The senator proposed caps on ATM fees and credit-card interest rates—saying “big banks need to stop acting like loan sharks and start acting like responsible lenders”—and pledged to establish “a national usury law” that would crack down on abusive practices.
Sanders also said he would “structurally reform the Federal Reserve to make it a more democratic institution responsive to the needs of ordinary Americans, not just the billionaires on Wall Street.”
“We need a banking system that is part of the productive economy—making loans at affordable rates to small and medium-sized businesses so that we create decent-paying jobs. Wall Street cannot continue to be an island unto itself, gambling trillions in risky financial instruments,” said the senator, who made it clear, again and again, that he would support prosecuting wrongdoing by speculators, bankers, and CEOs who engage in fraudulent practices.
“Not one major Wall Street executive has been prosecuted for causing the near collapse of our entire economy,” said Sanders, who read a long list of media headlines about “unethical and illegal activity” by Wall Street executives and financial-service professionals. “That will change under my administration. ‘Equal justice under law’ will not just be words engraved on the entrance of the Supreme Court,” he said. “It will be the standard that applies to Wall Street and all Americans.”
The senator earned loud applause when he announced that, just as it would crack down on too-big-to-fail banks, his administration would operate on the premise that “big-time bankers will not be too big to jail.”
Pronouncements of that sort tend to earn headlines, and there is nothing wrong with that.
But it was also significant that Sanders discussed implementing a financial-speculation tax, declaring that “[if] we are serious about reforming our financial system, we have got to establish a tax on Wall Street speculators. We have got to discourage reckless gambling on Wall Street and encourage productive investments in the job-creating economy.”
It was equally significant that the senator proposed practical to Wall Street wrongdoing and speculation: a public option. Specifically, he called for setting up a postal-banking system, like other countries have, and like the United States had until the 1960s.
Promising to crack down on pay-day lenders that prey on the most vulnerable families in America, and to offer real alternatives for low-wage workers who do not have easy access to financial services, Sanders said he would fight to “allow the United States Postal Service to engage in basic banking services.”
Senator Elizabeth Warren and unions representing postal workers have talked up postal banking for a number of years, just as Congressman Keith Ellison and the National Nurses United union have campaigned for a “Robin Hood Tax” on financial speculation. But the Sanders speech ups the ante by making these challenges to banking as usual part of the presidential race.

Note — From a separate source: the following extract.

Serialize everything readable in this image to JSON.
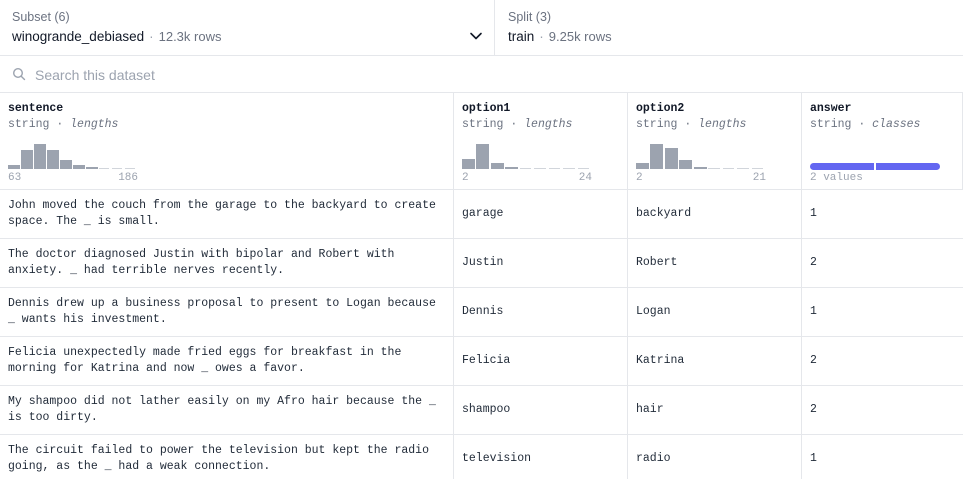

The senator acknowledged that Wall Street will not respond well to talk of regulation, prosecution and establishing public alternatives to big private banks. He anticipated the fights to come. But, just as FDR spoke 80 years ago of his willingness to accept the hatred of Wall Street in order to establish a fairer economy, Sanders said, “If elected president, I will rein in Wall Street so they can’t crash our economy again. Will they like me? No. Will they begin to play by the rules if I’m president? You better believe it.